Today’s retirees are a cohort where the husband has traditionally been the dominant breadwinner. As such, family migration for this generation demonstrates the powerful role of the husband in the decision to move. Decisions were influenced by the husband’s employment, career and earning capacity with the wife/female partner widely acknowledged as a ‘trailing wife’, ‘tied mover’ or ‘married to her husband’s job’. In other words, she was prepared to move for the sake of her husband’s career even if it resulted in a negative effect on her own employment prospects.
This research (Stockdale 2016) explores if the gender balance of power and influence shifts within couples when employment or career considerations are removed from the decision to move. In other words, which partner leads the decision to move following retirement?

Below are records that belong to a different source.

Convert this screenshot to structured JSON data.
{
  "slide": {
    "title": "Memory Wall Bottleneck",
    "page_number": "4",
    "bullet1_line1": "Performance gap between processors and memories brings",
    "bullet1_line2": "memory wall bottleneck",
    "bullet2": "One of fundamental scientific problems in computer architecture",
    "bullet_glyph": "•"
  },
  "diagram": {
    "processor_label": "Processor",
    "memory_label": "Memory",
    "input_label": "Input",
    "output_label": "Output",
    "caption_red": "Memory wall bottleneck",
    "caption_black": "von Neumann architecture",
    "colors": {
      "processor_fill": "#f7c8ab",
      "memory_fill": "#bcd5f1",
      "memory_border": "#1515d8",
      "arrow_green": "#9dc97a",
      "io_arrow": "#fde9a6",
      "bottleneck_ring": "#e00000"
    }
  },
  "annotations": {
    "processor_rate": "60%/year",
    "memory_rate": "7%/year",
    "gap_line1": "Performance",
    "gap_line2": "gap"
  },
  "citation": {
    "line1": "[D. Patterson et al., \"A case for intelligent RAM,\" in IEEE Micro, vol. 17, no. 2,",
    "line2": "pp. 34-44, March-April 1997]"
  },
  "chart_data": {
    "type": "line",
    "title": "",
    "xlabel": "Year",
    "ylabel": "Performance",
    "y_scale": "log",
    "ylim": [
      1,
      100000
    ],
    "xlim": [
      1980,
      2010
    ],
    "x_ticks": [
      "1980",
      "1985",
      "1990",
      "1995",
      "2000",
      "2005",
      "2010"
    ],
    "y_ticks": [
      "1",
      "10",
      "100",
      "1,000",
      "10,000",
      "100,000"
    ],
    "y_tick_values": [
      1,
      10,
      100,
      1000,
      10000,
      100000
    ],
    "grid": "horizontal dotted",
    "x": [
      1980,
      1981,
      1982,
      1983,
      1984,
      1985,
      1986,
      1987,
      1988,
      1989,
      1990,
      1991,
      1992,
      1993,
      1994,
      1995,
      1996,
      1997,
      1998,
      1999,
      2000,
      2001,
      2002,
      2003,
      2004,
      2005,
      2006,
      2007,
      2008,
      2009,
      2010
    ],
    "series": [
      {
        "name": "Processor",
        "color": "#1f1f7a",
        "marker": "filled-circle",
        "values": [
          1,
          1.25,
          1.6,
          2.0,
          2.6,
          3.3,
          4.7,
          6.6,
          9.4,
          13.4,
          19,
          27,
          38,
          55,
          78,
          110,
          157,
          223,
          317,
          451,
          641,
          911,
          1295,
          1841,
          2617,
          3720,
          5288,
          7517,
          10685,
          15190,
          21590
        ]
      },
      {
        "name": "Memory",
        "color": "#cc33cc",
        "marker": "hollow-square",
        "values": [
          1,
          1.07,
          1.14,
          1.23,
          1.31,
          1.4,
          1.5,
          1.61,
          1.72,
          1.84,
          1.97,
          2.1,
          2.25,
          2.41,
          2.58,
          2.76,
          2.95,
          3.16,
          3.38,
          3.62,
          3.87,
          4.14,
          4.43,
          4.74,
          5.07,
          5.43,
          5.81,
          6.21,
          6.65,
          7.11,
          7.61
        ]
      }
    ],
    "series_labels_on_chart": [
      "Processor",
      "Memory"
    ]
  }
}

This is studied with reference to retired couples who had moved to rural areas of Scotland, Wales and Northern Ireland and involved a series of interviews, many with both partners present. The study found the following:

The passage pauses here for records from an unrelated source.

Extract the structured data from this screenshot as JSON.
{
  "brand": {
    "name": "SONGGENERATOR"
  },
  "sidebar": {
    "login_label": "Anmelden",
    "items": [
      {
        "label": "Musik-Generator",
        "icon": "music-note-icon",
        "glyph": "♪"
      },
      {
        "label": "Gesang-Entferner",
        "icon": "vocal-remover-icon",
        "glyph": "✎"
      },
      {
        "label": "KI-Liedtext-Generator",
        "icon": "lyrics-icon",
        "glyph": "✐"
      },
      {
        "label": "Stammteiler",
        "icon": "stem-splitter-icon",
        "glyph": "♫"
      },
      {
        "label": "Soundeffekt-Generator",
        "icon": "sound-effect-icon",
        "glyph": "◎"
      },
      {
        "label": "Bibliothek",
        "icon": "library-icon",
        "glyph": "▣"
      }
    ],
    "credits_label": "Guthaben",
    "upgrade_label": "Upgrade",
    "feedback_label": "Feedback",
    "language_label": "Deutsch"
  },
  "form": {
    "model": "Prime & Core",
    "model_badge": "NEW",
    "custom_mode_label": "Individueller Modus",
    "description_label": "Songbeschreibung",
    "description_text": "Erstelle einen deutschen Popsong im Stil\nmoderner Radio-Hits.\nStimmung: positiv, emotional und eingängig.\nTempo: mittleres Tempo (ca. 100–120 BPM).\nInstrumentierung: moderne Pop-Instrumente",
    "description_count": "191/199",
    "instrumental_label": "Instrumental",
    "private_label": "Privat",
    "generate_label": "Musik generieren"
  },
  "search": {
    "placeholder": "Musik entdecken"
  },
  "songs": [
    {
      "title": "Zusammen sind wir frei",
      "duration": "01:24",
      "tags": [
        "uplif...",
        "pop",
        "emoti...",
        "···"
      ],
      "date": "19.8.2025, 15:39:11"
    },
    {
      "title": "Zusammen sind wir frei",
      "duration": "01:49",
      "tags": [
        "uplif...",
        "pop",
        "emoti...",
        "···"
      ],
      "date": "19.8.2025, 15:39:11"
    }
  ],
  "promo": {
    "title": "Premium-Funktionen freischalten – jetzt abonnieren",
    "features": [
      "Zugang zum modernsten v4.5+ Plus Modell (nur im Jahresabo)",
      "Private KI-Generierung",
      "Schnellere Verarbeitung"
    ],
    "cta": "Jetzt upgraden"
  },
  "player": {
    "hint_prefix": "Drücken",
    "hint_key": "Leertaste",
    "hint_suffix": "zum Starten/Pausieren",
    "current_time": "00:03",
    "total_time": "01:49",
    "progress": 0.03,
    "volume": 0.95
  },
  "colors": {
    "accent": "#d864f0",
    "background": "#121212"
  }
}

First, throughout the economically active stages of these couples lives together, it was the husband who led in any decision to move involving a long-distance relocation. Such moves were influenced by the husbands’ career opportunities with wives reported to ‘tagalong’. This occurred even when the wife was highly qualified and resulted post-move in wives’ suffering periods of unemployment, part-time work, or taking ‘lesser jobs’ relative to their qualifications and experience. Such moves also frequently coincided with a family formation or expansion stage for the couple.
Second, the decision to retire by the couple was again husband-led. His decision signalled the couple’s retirement with wives frequently synchronising their own retirement (if in employment) with that of their husbands.
Third, the retirement move to the countryside was just as likely to be initiated by the wife as the husband resulting in the emergence of a ‘trailing husband’ phenomenon. The husbands’ powerful decision-making influence earlier in life was now replaced by wives taking the lead and husbands following. With the removal of employment considerations (following retirement) the wife assumed greater influence in where the couple chose to live.
Fourth, following retirement migration to the countryside it was husbands who found it most difficult to adjust or settle in, at least initially. Husbands struggled to cope with the combined life changes of an exit from the workforce and a move. By comparison, wives more easily established new social circles in unfamiliar surroundings and quickly became actively engaged in their new rural community.
This research points to a changing gender role during the course of these couples’ lives together and in relation to the reasons for moving. When employment is removed from couples’ decision-making wives assume greater influence in the overall decision. Period effects are also likely to be at play here. Earlier in these couples’ lives together traditional patriarchal gender roles are likely to have dominated: today gender roles are more egalitarian. Indeed the current generation of retirees is probably the last to hold traditional gender roles including the male as breadwinner. Findings can be expected to be very different among subsequent retired cohorts consisting of more egalitarian and dual-career couples, and where the female partner contributes most to the family finances. As a consequence very different family migration and retirement migration patterns and decisions may emerge in the future.
Stockdale, A (2016) From ‘trailing wives’ to the emergence of a ‘trailing husbands’ phenomenon: Retirement migration to rural areas. Population, Space and Place DOI:10.1002/psp.2022